The Avengers

At my screening of Marvel’s The Avengers, the audience couldn’t wait until the end of the film before erupting in applause. In the midst of a massive action sequence in the third act of the story, the entire Avengers team, including Iron Man, Hulk, Thor, Captain America, Hawkeye, and Black Widow, assembled on screen and seeing them together was too amazing to ignore. It was a tribute to how entertaining the film truly was; a reaction to a wonderful payoff moment built up by well-crafted characters, witty dialogue and a thoroughly thrilling script. And I won’t be surprised if happens again and again once the movie is released worldwide.

A direct sequel that follows the events of the previous Marvel Universe movies, the film begins when Loki (Tom Hiddleston) finds his way back to Earth and steals the Tesseract – an alien source of pure energy – and threatens to enslave the human race with the help of his extraterrestrial army (called the Chitauri). Seeing no other option, Nick Fury (Samuel L. Jackson), the leader of the covert government outfit known as S.H.I.E.L.D., assembles the team of superheroes known as The Avengers (Robert Downey Jr., Chris Hemsworth, Chris Evans, Mark Ruffalo, Scarlett Johansson, Jeremy Renner) to stop Loki’s plans.
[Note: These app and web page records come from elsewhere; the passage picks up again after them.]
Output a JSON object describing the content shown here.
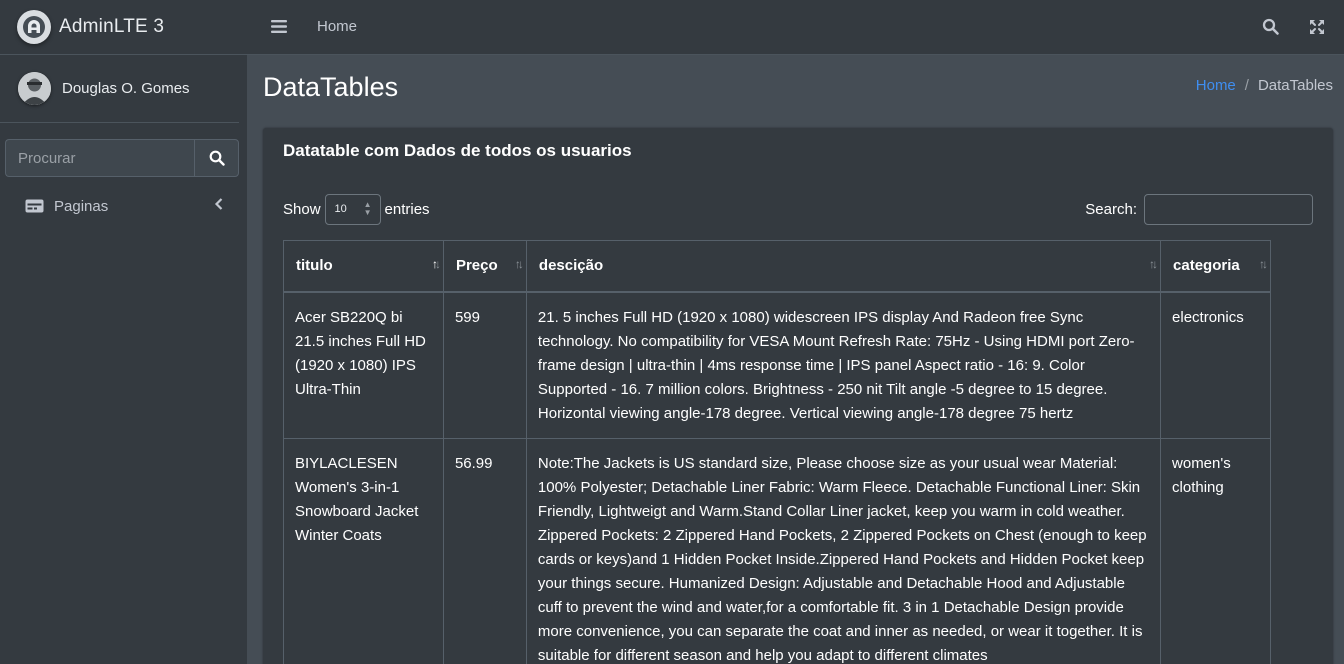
{
  "sidebar": {
    "brand": "AdminLTE 3",
    "user_name": "Douglas O. Gomes",
    "search_placeholder": "Procurar",
    "nav_items": [
      {
        "label": "Paginas",
        "icon": "pages-icon"
      }
    ]
  },
  "navbar": {
    "home_label": "Home"
  },
  "page": {
    "title": "DataTables",
    "breadcrumb": {
      "home": "Home",
      "separator": "/",
      "current": "DataTables"
    }
  },
  "card": {
    "title": "Datatable com Dados de todos os usuarios",
    "show_label": "Show",
    "entries_label": "entries",
    "page_length": "10",
    "search_label": "Search:",
    "columns": [
      "titulo",
      "Preço",
      "descição",
      "categoria"
    ],
    "rows": [
      {
        "titulo": "Acer SB220Q bi 21.5 inches Full HD (1920 x 1080) IPS Ultra-Thin",
        "preco": "599",
        "descricao": "21. 5 inches Full HD (1920 x 1080) widescreen IPS display And Radeon free Sync technology. No compatibility for VESA Mount Refresh Rate: 75Hz - Using HDMI port Zero-frame design | ultra-thin | 4ms response time | IPS panel Aspect ratio - 16: 9. Color Supported - 16. 7 million colors. Brightness - 250 nit Tilt angle -5 degree to 15 degree. Horizontal viewing angle-178 degree. Vertical viewing angle-178 degree 75 hertz",
        "categoria": "electronics"
      },
      {
        "titulo": "BIYLACLESEN Women's 3-in-1 Snowboard Jacket Winter Coats",
        "preco": "56.99",
        "descricao": "Note:The Jackets is US standard size, Please choose size as your usual wear Material: 100% Polyester; Detachable Liner Fabric: Warm Fleece. Detachable Functional Liner: Skin Friendly, Lightweigt and Warm.Stand Collar Liner jacket, keep you warm in cold weather. Zippered Pockets: 2 Zippered Hand Pockets, 2 Zippered Pockets on Chest (enough to keep cards or keys)and 1 Hidden Pocket Inside.Zippered Hand Pockets and Hidden Pocket keep your things secure. Humanized Design: Adjustable and Detachable Hood and Adjustable cuff to prevent the wind and water,for a comfortable fit. 3 in 1 Detachable Design provide more convenience, you can separate the coat and inner as needed, or wear it together. It is suitable for different season and help you adapt to different climates",
        "categoria": "women's clothing"
      }
    ]
  },
  "colors": {
    "sidebar_bg": "#343a40",
    "content_bg": "#454d55",
    "card_bg": "#343a40",
    "link": "#3f8ef0"
  }
}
Rather than creating an uneven mix or trying to focus more heavily on any one specific character, writer/director Joss Whedon has constructed The Avengers as a balanced ensemble. In addition to everyone getting at least one great action sequence, all of the characters are fully fleshed out and given an arc to work with, whether it’s Captain America’s struggle to adjust in the modern world, Thor’s guilt about his brother, Iron Man’s ego and single-mindedness, or Hulk’s fear of his own power. Even Black Widow and Hawkeye, who were largely minimized in their previous appearances, are fully fleshed out and provided with backstories that give us a better understanding of their characters.

As fun as the other Marvel movies have been to this point, the action sequences have operated on a small scale, and The Avengers does more than compensate. Seemingly taking on a philosophy of “go big or go home,” the action is not only pure spectacle, but perfectly paced and shot by Whedon, who makes frequent cuts so that we can see everything that’s going on with the different heroes. The final battle sequence between the superhero team and Loki’s army is better than all of the action in the other Marvel movies combined and multiplied by ten. It earns the buildup from all the preceding films by being the most epic title we’ve seen with these characters yet.
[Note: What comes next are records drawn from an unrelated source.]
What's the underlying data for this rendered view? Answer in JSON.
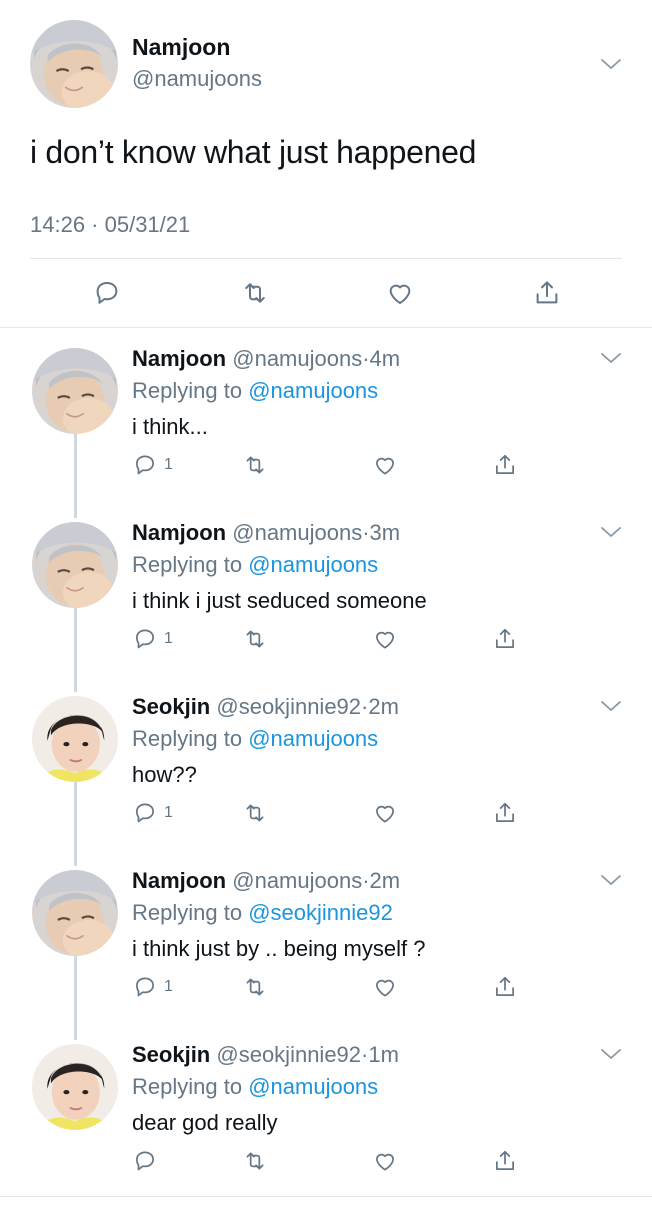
{
  "main_tweet": {
    "author_name": "Namjoon",
    "author_handle": "@namujoons",
    "text": "i don’t know what just happened",
    "timestamp": "14:26 · 05/31/21",
    "actions": [
      "reply-icon",
      "retweet-icon",
      "like-icon",
      "share-icon"
    ]
  },
  "replies": [
    {
      "name": "Namjoon",
      "handle": "@namujoons",
      "dot": "·",
      "time": "4m",
      "replying_prefix": "Replying to",
      "replying_to": "@namujoons",
      "text": "i think...",
      "reply_count": "1"
    },
    {
      "name": "Namjoon",
      "handle": "@namujoons",
      "dot": "·",
      "time": "3m",
      "replying_prefix": "Replying to",
      "replying_to": "@namujoons",
      "text": "i think i just seduced someone",
      "reply_count": "1"
    },
    {
      "name": "Seokjin",
      "handle": "@seokjinnie92",
      "dot": "·",
      "time": "2m",
      "replying_prefix": "Replying to",
      "replying_to": "@namujoons",
      "text": "how??",
      "reply_count": "1"
    },
    {
      "name": "Namjoon",
      "handle": "@namujoons",
      "dot": "·",
      "time": "2m",
      "replying_prefix": "Replying to",
      "replying_to": "@seokjinnie92",
      "text": "i think just by .. being myself ?",
      "reply_count": "1"
    },
    {
      "name": "Seokjin",
      "handle": "@seokjinnie92",
      "dot": "·",
      "time": "1m",
      "replying_prefix": "Replying to",
      "replying_to": "@namujoons",
      "text": "dear god really",
      "reply_count": ""
    }
  ],
  "colors": {
    "text": "#0f1419",
    "secondary": "#657786",
    "link": "#1b95e0",
    "divider": "#e1e8ed",
    "thread_line": "#cfd9de"
  }
}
Over the course of his career, Whedon has become well known for his smart characters, quick wit, and emotional gut punches, and this film will only serve to bolster that reputation. Though never even coming close to spoof territory, the movie is actually very funny, both in dialogue (such as Captain America actually recognizing a pop culture reference from The Wizard of Oz) and physical humor (most notably a confrontation between Hulk and Loki). Though a tiny bit off towards the beginning, the pacing of the film quickly comes together as the writer/director is able to both tell the story he wants to tell and mix in multiple high-tension fight and action sequences.

As a lifelong comic book fan, I walked into The Avengers with the highest hopes and deepest fears. A little over two hours later, as the credits began to roll, I turned to the friend sitting next to me, smiled and exclaimed, “They actually did it!” What Whedon and Marvel have created here is not just extraordinary, but one of the most entertaining and satisfying comic book movies yet.

For our To 3D or not to 3D guide to The Avengers, go Here.

Eric Eisenberg
Assistant Managing Editor

NJ native who calls LA home and lives in a Dreamatorium. A decade-plus CinemaBlend veteran who is endlessly enthusiastic about the career he’s dreamt of since seventh grade.